### PROBLEM
The data must be returned exactly. No line may be left out.

◆ ◆ ◆ ◆

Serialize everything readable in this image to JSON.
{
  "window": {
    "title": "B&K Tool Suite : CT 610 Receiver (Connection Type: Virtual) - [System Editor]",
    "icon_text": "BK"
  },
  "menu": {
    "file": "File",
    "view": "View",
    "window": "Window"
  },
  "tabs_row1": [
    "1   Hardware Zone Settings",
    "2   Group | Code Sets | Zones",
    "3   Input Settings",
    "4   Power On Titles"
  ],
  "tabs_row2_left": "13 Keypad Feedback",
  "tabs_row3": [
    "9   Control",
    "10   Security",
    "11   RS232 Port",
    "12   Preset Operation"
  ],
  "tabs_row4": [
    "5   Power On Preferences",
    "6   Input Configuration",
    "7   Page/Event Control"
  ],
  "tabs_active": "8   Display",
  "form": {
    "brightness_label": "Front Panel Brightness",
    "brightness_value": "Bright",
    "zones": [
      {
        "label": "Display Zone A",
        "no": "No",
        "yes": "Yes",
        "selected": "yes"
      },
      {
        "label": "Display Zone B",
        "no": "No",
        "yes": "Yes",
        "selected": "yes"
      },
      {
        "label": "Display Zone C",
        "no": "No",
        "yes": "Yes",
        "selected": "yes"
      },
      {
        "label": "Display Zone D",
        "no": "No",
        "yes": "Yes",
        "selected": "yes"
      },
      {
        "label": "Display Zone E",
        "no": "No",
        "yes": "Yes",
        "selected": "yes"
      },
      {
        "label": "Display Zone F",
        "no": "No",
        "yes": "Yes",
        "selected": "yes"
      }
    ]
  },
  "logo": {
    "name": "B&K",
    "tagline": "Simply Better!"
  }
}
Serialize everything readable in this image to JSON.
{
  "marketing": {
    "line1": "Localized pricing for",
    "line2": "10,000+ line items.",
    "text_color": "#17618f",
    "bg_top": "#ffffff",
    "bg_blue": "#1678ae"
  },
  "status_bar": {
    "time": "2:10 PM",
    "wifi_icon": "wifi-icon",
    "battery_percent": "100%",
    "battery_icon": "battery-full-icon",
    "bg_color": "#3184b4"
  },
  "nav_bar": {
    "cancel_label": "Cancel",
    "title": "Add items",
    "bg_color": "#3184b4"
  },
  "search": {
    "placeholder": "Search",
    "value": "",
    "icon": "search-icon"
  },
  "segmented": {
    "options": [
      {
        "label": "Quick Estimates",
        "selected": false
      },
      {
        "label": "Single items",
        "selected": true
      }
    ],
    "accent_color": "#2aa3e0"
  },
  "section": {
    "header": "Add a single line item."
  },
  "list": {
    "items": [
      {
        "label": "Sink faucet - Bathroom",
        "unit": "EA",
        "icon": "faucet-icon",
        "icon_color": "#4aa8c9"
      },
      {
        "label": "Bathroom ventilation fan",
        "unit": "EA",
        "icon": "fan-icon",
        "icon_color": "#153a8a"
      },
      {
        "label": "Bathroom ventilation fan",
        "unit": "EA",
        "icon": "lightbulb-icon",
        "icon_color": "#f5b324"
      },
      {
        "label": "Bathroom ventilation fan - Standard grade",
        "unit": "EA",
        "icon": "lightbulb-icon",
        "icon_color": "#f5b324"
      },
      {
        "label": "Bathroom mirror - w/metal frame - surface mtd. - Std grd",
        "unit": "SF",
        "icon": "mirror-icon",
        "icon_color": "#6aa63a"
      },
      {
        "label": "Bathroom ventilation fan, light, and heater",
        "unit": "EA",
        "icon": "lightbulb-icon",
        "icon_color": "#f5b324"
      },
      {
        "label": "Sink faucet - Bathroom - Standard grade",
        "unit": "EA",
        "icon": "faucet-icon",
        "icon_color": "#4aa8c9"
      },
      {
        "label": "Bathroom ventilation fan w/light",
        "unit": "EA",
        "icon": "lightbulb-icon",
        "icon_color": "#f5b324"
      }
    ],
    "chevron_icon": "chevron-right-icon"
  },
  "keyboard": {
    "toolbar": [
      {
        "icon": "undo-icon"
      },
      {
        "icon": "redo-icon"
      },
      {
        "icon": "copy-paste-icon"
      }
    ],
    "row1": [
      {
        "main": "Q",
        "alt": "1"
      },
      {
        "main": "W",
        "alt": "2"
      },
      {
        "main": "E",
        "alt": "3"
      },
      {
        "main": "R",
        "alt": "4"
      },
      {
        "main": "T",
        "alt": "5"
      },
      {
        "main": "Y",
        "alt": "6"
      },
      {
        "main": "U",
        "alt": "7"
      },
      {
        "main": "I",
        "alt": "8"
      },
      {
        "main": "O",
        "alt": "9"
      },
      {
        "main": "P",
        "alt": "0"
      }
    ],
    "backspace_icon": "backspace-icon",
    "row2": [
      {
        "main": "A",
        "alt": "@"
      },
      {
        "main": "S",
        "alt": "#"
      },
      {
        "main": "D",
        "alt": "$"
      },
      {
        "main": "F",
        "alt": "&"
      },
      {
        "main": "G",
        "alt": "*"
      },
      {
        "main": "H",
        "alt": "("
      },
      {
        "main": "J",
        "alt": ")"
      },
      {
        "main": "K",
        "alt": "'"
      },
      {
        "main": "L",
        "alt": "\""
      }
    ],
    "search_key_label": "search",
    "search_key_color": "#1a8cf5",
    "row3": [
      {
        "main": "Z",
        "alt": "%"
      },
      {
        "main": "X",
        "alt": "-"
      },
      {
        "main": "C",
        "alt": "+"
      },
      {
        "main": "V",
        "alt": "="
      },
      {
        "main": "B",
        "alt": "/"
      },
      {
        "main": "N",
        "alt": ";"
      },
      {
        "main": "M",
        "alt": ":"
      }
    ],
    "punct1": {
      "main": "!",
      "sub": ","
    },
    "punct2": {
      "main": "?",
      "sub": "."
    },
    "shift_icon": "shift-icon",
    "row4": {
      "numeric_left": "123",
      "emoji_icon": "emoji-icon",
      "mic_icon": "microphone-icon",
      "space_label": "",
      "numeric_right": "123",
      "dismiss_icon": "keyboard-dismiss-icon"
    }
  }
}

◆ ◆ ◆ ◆

### SOLUTION TO THIS PROBLEM
Serialize everything readable in this image to JSON.
{
  "window": {
    "title": "B&K Tool Suite : CT 610 Receiver (Connection Type: Virtual) - [System Editor]",
    "icon_text": "BK"
  },
  "menu": {
    "file": "File",
    "view": "View",
    "window": "Window"
  },
  "tabs_row1": [
    "1   Hardware Zone Settings",
    "2   Group | Code Sets | Zones",
    "3   Input Settings",
    "4   Power On Titles"
  ],
  "tabs_row2_left": "13 Keypad Feedback",
  "tabs_row3": [
    "9   Control",
    "10   Security",
    "11   RS232 Port",
    "12   Preset Operation"
  ],
  "tabs_row4": [
    "5   Power On Preferences",
    "6   Input Configuration",
    "7   Page/Event Control"
  ],
  "tabs_active": "8   Display",
  "form": {
    "brightness_label": "Front Panel Brightness",
    "brightness_value": "Bright",
    "zones": [
      {
        "label": "Display Zone A",
        "no": "No",
        "yes": "Yes",
        "selected": "yes"
      },
      {
        "label": "Display Zone B",
        "no": "No",
        "yes": "Yes",
        "selected": "yes"
      },
      {
        "label": "Display Zone C",
        "no": "No",
        "yes": "Yes",
        "selected": "yes"
      },
      {
        "label": "Display Zone D",
        "no": "No",
        "yes": "Yes",
        "selected": "yes"
      },
      {
        "label": "Display Zone E",
        "no": "No",
        "yes": "Yes",
        "selected": "yes"
      },
      {
        "label": "Display Zone F",
        "no": "No",
        "yes": "Yes",
        "selected": "yes"
      }
    ]
  },
  "logo": {
    "name": "B&K",
    "tagline": "Simply Better!"
  }
}
Serialize everything readable in this image to JSON.
{
  "marketing": {
    "line1": "Localized pricing for",
    "line2": "10,000+ line items.",
    "text_color": "#17618f",
    "bg_top": "#ffffff",
    "bg_blue": "#1678ae"
  },
  "status_bar": {
    "time": "2:10 PM",
    "wifi_icon": "wifi-icon",
    "battery_percent": "100%",
    "battery_icon": "battery-full-icon",
    "bg_color": "#3184b4"
  },
  "nav_bar": {
    "cancel_label": "Cancel",
    "title": "Add items",
    "bg_color": "#3184b4"
  },
  "search": {
    "placeholder": "Search",
    "value": "",
    "icon": "search-icon"
  },
  "segmented": {
    "options": [
      {
        "label": "Quick Estimates",
        "selected": false
      },
      {
        "label": "Single items",
        "selected": true
      }
    ],
    "accent_color": "#2aa3e0"
  },
  "section": {
    "header": "Add a single line item."
  },
  "list": {
    "items": [
      {
        "label": "Sink faucet - Bathroom",
        "unit": "EA",
        "icon": "faucet-icon",
        "icon_color": "#4aa8c9"
      },
      {
        "label": "Bathroom ventilation fan",
        "unit": "EA",
        "icon": "fan-icon",
        "icon_color": "#153a8a"
      },
      {
        "label": "Bathroom ventilation fan",
        "unit": "EA",
        "icon": "lightbulb-icon",
        "icon_color": "#f5b324"
      },
      {
        "label": "Bathroom ventilation fan - Standard grade",
        "unit": "EA",
        "icon": "lightbulb-icon",
        "icon_color": "#f5b324"
      },
      {
        "label": "Bathroom mirror - w/metal frame - surface mtd. - Std grd",
        "unit": "SF",
        "icon": "mirror-icon",
        "icon_color": "#6aa63a"
      },
      {
        "label": "Bathroom ventilation fan, light, and heater",
        "unit": "EA",
        "icon": "lightbulb-icon",
        "icon_color": "#f5b324"
      },
      {
        "label": "Sink faucet - Bathroom - Standard grade",
        "unit": "EA",
        "icon": "faucet-icon",
        "icon_color": "#4aa8c9"
      },
      {
        "label": "Bathroom ventilation fan w/light",
        "unit": "EA",
        "icon": "lightbulb-icon",
        "icon_color": "#f5b324"
      }
    ],
    "chevron_icon": "chevron-right-icon"
  },
  "keyboard": {
    "toolbar": [
      {
        "icon": "undo-icon"
      },
      {
        "icon": "redo-icon"
      },
      {
        "icon": "copy-paste-icon"
      }
    ],
    "row1": [
      {
        "main": "Q",
        "alt": "1"
      },
      {
        "main": "W",
        "alt": "2"
      },
      {
        "main": "E",
        "alt": "3"
      },
      {
        "main": "R",
        "alt": "4"
      },
      {
        "main": "T",
        "alt": "5"
      },
      {
        "main": "Y",
        "alt": "6"
      },
      {
        "main": "U",
        "alt": "7"
      },
      {
        "main": "I",
        "alt": "8"
      },
      {
        "main": "O",
        "alt": "9"
      },
      {
        "main": "P",
        "alt": "0"
      }
    ],
    "backspace_icon": "backspace-icon",
    "row2": [
      {
        "main": "A",
        "alt": "@"
      },
      {
        "main": "S",
        "alt": "#"
      },
      {
        "main": "D",
        "alt": "$"
      },
      {
        "main": "F",
        "alt": "&"
      },
      {
        "main": "G",
        "alt": "*"
      },
      {
        "main": "H",
        "alt": "("
      },
      {
        "main": "J",
        "alt": ")"
      },
      {
        "main": "K",
        "alt": "'"
      },
      {
        "main": "L",
        "alt": "\""
      }
    ],
    "search_key_label": "search",
    "search_key_color": "#1a8cf5",
    "row3": [
      {
        "main": "Z",
        "alt": "%"
      },
      {
        "main": "X",
        "alt": "-"
      },
      {
        "main": "C",
        "alt": "+"
      },
      {
        "main": "V",
        "alt": "="
      },
      {
        "main": "B",
        "alt": "/"
      },
      {
        "main": "N",
        "alt": ";"
      },
      {
        "main": "M",
        "alt": ":"
      }
    ],
    "punct1": {
      "main": "!",
      "sub": ","
    },
    "punct2": {
      "main": "?",
      "sub": "."
    },
    "shift_icon": "shift-icon",
    "row4": {
      "numeric_left": "123",
      "emoji_icon": "emoji-icon",
      "mic_icon": "microphone-icon",
      "space_label": "",
      "numeric_right": "123",
      "dismiss_icon": "keyboard-dismiss-icon"
    }
  }
}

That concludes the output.